In the records below, some lines hold the word "JSON". Copy each of those lines.

> _RECORD EXCERPTS_:
▼

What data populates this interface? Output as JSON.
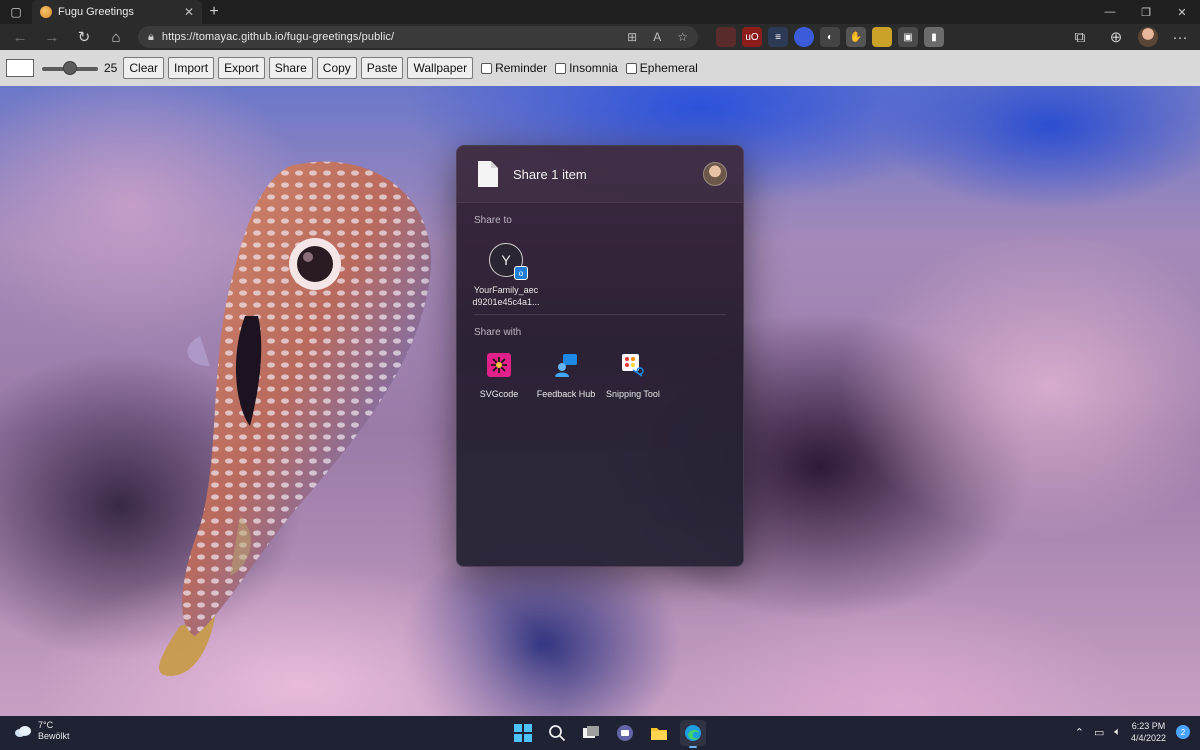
{
  "browser": {
    "tab_title": "Fugu Greetings",
    "tab_close": "✕",
    "new_tab": "+",
    "url": "https://tomayac.github.io/fugu-greetings/public/",
    "window_controls": [
      "—",
      "❐",
      "✕"
    ],
    "menu_label": "···"
  },
  "toolbar": {
    "brush_size": "25",
    "brush_fraction": 0.5,
    "buttons": {
      "clear": "Clear",
      "import": "Import",
      "export": "Export",
      "share": "Share",
      "copy": "Copy",
      "paste": "Paste",
      "wallpaper": "Wallpaper"
    },
    "checkboxes": {
      "reminder": "Reminder",
      "insomnia": "Insomnia",
      "ephemeral": "Ephemeral"
    }
  },
  "share_sheet": {
    "title": "Share 1 item",
    "share_to_label": "Share to",
    "contact": {
      "initial": "Y",
      "name_line1": "YourFamily_aec",
      "name_line2": "d9201e45c4a1..."
    },
    "share_with_label": "Share with",
    "apps": [
      {
        "name": "SVGcode",
        "icon": "svgcode-icon",
        "color": "#e0218a"
      },
      {
        "name": "Feedback Hub",
        "icon": "feedback-hub-icon",
        "color": "#1e88e5"
      },
      {
        "name": "Snipping Tool",
        "icon": "snipping-tool-icon",
        "color": "#e53935"
      }
    ]
  },
  "taskbar": {
    "weather_temp": "7°C",
    "weather_desc": "Bewölkt",
    "time": "6:23 PM",
    "date": "4/4/2022",
    "notifications": "2"
  },
  "colors": {
    "accent": "#1e88e5",
    "toolbar_bg": "#d9d9d9",
    "taskbar_bg": "#1e2233"
  }
}
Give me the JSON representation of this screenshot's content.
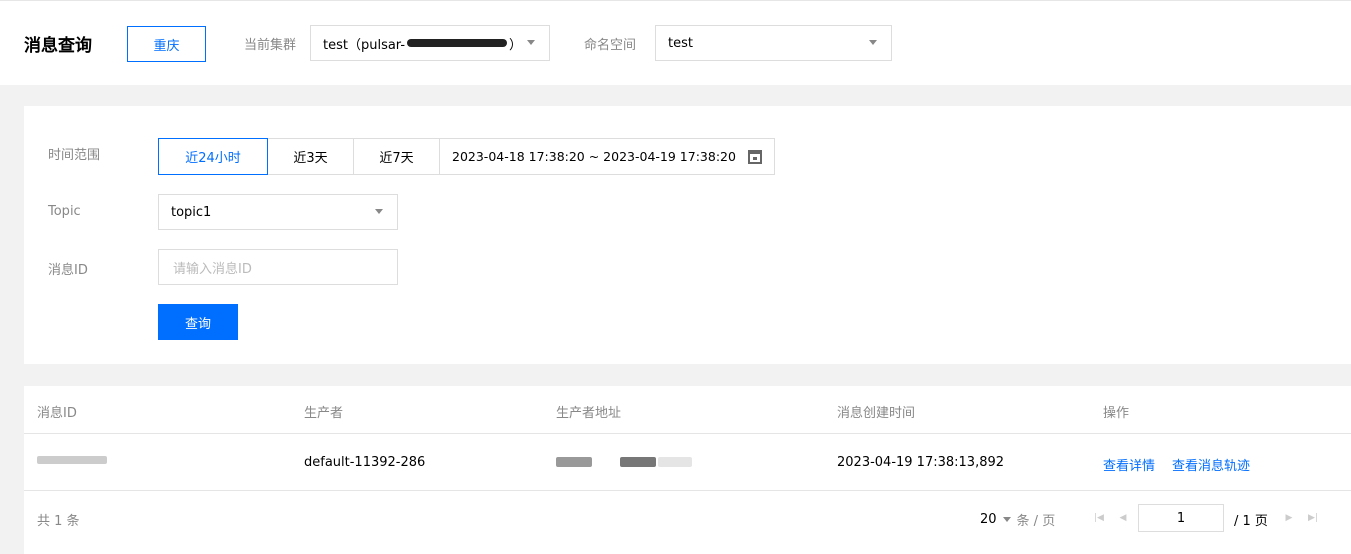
{
  "header": {
    "title": "消息查询",
    "region": "重庆",
    "cluster_label": "当前集群",
    "cluster_value_prefix": "test（pulsar-",
    "cluster_value_suffix": "）",
    "namespace_label": "命名空间",
    "namespace_value": "test"
  },
  "filter": {
    "time_label": "时间范围",
    "time_options": [
      "近24小时",
      "近3天",
      "近7天"
    ],
    "time_range": "2023-04-18 17:38:20 ~ 2023-04-19 17:38:20",
    "topic_label": "Topic",
    "topic_value": "topic1",
    "msgid_label": "消息ID",
    "msgid_placeholder": "请输入消息ID",
    "query_button": "查询"
  },
  "table": {
    "columns": [
      "消息ID",
      "生产者",
      "生产者地址",
      "消息创建时间",
      "操作"
    ],
    "rows": [
      {
        "producer": "default-11392-286",
        "created": "2023-04-19 17:38:13,892",
        "action_detail": "查看详情",
        "action_trace": "查看消息轨迹"
      }
    ]
  },
  "footer": {
    "total": "共 1 条",
    "page_size": "20",
    "per_page_label": "条 / 页",
    "current_page": "1",
    "total_pages": "/ 1 页"
  },
  "colors": {
    "accent": "#006eff",
    "label": "#888888",
    "border": "#dddddd"
  }
}
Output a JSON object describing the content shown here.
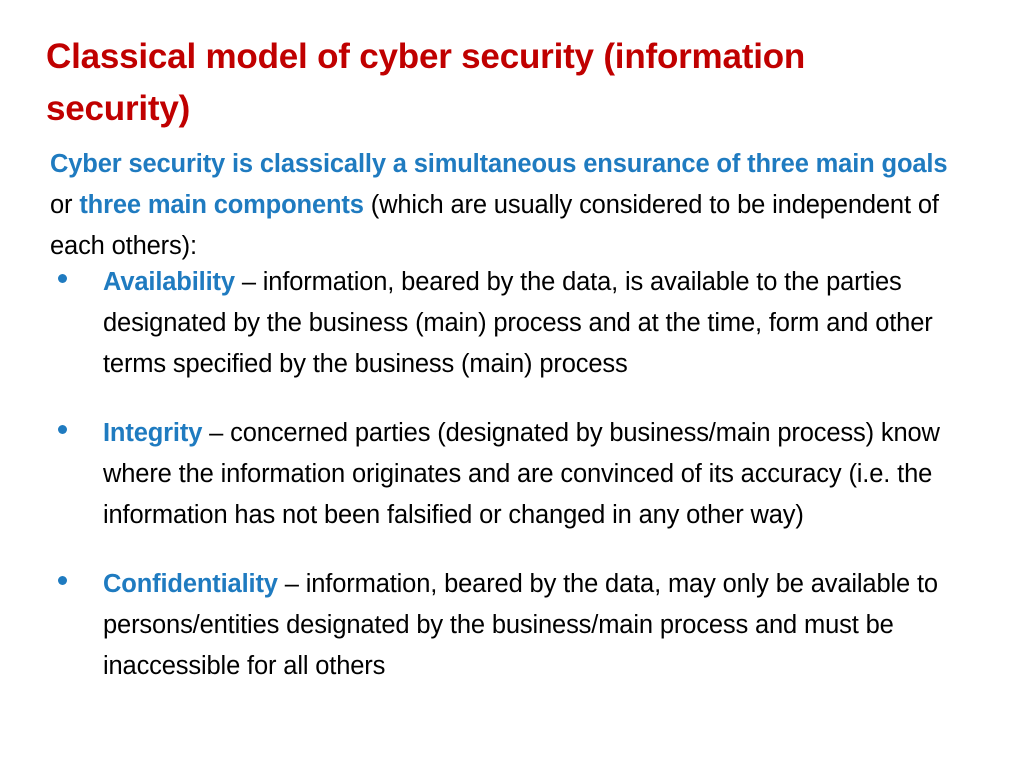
{
  "slide": {
    "title": "Classical model of cyber security (information security)",
    "background_color": "#FFFFFF",
    "title_color": "#C00000",
    "accent_color": "#1F7BC0",
    "body_color": "#000000"
  },
  "intro": {
    "segment_1": "Cyber security  is classically a simultaneous ensurance of three main goals",
    "segment_2": " or ",
    "segment_3": "three main components",
    "segment_4": " (which are usually considered to be independent of each others):"
  },
  "bullets": [
    {
      "marker": "bullet-dot",
      "term": "Availability",
      "dash": " – ",
      "description": "information, beared by the data, is available to the parties designated by the business (main) process and at the time, form and other terms specified by the business (main) process"
    },
    {
      "marker": "bullet-dot",
      "term": "Integrity",
      "dash": " – ",
      "description": "concerned parties (designated by business/main process) know where the information originates and are convinced of its accuracy (i.e. the information has not been falsified or changed in any other way)"
    },
    {
      "marker": "bullet-dot",
      "term": "Confidentiality",
      "dash": " – ",
      "description": "information, beared by the data, may only be available to persons/entities designated by the business/main process  and must be inaccessible for all others"
    }
  ]
}
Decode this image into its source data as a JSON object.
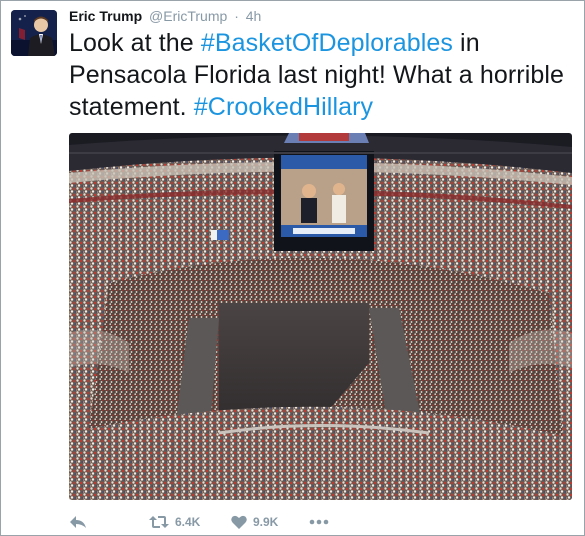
{
  "tweet": {
    "author_name": "Eric Trump",
    "handle": "@EricTrump",
    "separator": "·",
    "time": "4h",
    "text_parts": [
      "Look at the ",
      "#BasketOfDeplorables",
      " in Pensacola Florida last night! What a horrible statement. ",
      "#CrookedHillary"
    ]
  },
  "actions": {
    "reply_icon": "reply-icon",
    "retweet_icon": "retweet-icon",
    "retweet_count": "6.4K",
    "like_icon": "heart-icon",
    "like_count": "9.9K",
    "more_icon": "more-icon"
  },
  "colors": {
    "hashtag": "#1b95e0",
    "muted": "#8899a6",
    "text": "#14171a"
  }
}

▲

> _ANSWER_:
What data populates this interface? Output as JSON.
Give me the JSON representation of this screenshot's content.
Output a JSON object describing the content shown here.
Decode this image into its source data as a JSON object.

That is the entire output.